Task prompt => Look through the data below for the string "checked", and copy every line where it turns up.

Dataset records =>
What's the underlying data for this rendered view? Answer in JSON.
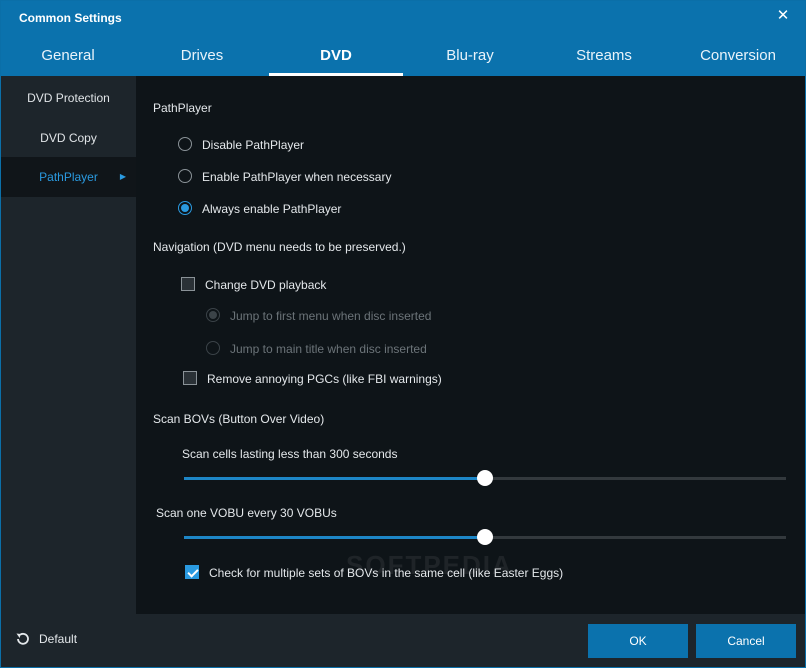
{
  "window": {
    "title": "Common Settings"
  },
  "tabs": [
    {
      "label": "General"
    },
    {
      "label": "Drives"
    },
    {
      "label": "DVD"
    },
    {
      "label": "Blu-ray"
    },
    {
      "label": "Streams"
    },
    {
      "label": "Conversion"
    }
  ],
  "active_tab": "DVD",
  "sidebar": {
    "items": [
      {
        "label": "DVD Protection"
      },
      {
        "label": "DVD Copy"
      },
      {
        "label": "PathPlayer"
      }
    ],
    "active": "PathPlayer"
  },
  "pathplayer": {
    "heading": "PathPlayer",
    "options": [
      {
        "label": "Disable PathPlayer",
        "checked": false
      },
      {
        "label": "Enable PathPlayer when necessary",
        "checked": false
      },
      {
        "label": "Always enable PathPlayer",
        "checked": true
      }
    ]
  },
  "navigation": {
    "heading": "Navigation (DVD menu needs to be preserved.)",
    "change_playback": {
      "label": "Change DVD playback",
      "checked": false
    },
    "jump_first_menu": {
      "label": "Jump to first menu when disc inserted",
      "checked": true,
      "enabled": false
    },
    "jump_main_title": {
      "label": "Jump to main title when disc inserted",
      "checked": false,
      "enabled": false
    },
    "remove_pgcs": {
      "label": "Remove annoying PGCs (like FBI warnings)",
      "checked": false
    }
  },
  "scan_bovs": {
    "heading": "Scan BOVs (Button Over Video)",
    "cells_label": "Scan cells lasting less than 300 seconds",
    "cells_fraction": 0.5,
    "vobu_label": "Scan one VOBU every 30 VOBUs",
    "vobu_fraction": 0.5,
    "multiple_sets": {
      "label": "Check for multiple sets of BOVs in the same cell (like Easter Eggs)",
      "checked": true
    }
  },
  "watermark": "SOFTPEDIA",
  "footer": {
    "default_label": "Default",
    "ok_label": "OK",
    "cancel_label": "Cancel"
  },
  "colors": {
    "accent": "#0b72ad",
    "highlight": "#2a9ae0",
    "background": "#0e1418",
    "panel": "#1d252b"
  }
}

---

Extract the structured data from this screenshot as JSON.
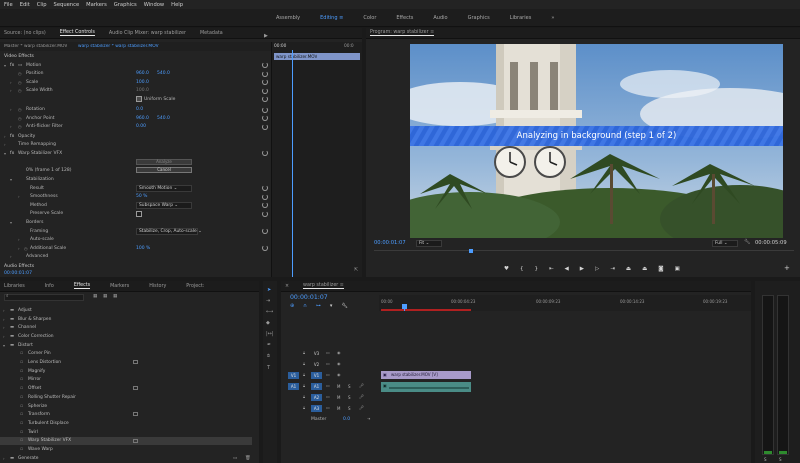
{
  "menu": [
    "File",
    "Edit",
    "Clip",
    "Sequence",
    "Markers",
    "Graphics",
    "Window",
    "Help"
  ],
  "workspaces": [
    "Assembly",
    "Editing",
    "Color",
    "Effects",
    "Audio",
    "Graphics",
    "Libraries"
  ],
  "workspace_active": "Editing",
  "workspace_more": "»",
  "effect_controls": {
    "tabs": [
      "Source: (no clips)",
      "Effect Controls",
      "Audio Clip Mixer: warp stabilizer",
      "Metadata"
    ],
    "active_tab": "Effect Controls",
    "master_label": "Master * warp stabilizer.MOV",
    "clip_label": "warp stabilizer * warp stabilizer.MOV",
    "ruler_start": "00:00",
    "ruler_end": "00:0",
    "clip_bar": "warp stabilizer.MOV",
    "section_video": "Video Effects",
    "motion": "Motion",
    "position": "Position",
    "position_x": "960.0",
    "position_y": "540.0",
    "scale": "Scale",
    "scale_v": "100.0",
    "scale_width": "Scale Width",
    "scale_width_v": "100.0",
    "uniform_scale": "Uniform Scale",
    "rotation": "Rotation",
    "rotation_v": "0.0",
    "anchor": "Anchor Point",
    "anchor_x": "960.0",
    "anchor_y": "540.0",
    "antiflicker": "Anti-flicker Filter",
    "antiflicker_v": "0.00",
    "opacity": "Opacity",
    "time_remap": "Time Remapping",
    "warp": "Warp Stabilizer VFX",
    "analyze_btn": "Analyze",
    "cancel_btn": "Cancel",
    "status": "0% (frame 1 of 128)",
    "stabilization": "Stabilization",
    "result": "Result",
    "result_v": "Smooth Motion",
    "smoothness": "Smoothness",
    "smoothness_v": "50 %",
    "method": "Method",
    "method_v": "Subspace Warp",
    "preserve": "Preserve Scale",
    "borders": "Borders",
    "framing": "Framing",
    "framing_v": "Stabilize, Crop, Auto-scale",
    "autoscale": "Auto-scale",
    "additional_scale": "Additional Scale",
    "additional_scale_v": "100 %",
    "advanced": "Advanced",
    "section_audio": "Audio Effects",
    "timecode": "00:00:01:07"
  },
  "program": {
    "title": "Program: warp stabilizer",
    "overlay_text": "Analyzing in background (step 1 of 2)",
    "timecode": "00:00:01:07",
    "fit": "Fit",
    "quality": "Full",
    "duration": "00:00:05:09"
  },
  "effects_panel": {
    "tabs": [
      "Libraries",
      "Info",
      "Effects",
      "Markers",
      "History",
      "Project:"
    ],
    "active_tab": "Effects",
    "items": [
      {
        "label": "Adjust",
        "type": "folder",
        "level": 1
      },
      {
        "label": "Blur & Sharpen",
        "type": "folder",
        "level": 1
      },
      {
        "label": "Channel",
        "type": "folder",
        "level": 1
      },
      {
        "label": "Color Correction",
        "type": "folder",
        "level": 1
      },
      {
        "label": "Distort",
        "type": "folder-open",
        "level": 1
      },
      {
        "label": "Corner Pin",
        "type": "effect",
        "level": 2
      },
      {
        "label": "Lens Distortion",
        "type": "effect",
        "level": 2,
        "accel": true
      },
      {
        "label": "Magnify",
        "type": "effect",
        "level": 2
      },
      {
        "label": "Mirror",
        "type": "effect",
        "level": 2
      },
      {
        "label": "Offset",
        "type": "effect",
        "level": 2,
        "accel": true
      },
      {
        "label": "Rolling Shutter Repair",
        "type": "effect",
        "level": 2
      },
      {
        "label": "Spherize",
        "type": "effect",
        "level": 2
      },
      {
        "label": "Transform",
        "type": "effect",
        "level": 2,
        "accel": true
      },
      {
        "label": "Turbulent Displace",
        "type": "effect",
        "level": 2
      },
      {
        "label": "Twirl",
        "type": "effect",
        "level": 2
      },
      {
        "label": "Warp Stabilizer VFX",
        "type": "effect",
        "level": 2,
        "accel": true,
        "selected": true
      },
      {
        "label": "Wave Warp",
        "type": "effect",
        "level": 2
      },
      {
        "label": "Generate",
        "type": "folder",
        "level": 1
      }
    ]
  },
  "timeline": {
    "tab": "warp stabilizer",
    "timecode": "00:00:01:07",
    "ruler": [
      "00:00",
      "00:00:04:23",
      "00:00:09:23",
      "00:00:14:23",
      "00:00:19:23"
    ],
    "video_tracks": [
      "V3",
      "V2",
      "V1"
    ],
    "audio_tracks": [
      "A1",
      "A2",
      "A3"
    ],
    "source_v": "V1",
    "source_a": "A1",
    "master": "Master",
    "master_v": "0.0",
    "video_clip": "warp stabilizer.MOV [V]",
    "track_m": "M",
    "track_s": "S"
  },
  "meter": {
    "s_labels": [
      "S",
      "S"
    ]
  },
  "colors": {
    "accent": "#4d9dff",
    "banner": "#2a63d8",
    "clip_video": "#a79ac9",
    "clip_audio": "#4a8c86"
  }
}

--

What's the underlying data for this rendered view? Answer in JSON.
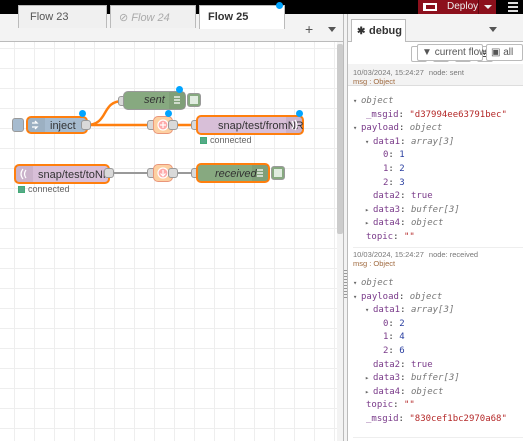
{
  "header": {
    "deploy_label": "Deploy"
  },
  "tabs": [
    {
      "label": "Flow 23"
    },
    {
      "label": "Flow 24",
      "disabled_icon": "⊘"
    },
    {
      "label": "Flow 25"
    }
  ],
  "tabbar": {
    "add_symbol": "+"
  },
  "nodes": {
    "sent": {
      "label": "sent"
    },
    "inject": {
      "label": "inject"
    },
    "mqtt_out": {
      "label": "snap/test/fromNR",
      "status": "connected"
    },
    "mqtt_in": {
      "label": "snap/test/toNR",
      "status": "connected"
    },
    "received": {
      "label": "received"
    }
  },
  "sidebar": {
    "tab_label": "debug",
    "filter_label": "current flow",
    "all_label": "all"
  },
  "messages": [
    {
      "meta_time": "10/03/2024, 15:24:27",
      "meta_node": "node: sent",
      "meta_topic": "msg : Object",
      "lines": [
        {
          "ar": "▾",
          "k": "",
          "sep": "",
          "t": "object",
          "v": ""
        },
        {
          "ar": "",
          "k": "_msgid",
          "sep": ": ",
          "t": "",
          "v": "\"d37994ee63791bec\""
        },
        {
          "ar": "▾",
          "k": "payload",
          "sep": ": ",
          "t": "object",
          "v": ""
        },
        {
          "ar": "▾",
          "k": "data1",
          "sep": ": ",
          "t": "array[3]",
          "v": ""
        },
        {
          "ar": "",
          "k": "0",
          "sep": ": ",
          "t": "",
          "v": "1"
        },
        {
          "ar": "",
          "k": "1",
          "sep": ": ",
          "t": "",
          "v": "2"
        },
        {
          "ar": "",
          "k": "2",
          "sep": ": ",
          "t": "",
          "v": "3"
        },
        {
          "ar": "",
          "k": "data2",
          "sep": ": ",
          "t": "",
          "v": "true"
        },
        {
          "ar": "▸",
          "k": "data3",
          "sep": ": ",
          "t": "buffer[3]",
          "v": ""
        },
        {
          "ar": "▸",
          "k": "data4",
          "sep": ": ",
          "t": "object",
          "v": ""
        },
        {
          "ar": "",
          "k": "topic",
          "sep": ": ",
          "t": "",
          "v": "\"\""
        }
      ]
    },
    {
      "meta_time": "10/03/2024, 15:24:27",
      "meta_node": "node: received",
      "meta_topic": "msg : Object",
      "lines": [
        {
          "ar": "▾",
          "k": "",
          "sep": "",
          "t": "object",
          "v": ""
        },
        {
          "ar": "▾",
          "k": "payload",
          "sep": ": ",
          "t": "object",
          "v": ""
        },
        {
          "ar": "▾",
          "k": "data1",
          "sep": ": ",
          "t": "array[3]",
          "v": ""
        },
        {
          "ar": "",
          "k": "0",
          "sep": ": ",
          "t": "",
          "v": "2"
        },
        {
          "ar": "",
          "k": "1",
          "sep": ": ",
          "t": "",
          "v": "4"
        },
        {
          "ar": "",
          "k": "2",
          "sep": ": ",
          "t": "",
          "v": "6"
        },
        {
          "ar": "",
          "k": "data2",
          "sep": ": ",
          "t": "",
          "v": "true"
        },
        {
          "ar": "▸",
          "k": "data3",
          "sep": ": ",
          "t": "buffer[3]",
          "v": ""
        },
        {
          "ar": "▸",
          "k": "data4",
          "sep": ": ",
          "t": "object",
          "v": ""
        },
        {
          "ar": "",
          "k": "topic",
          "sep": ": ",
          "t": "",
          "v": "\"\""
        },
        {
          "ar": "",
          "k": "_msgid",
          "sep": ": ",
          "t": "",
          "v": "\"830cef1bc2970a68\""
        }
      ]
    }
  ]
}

Expected answer =>
        "checked": false
        "checked": false
        "checked": true
      "checked": false
      "checked": true,
      "checked": false,
      "checked": false
      "checked": true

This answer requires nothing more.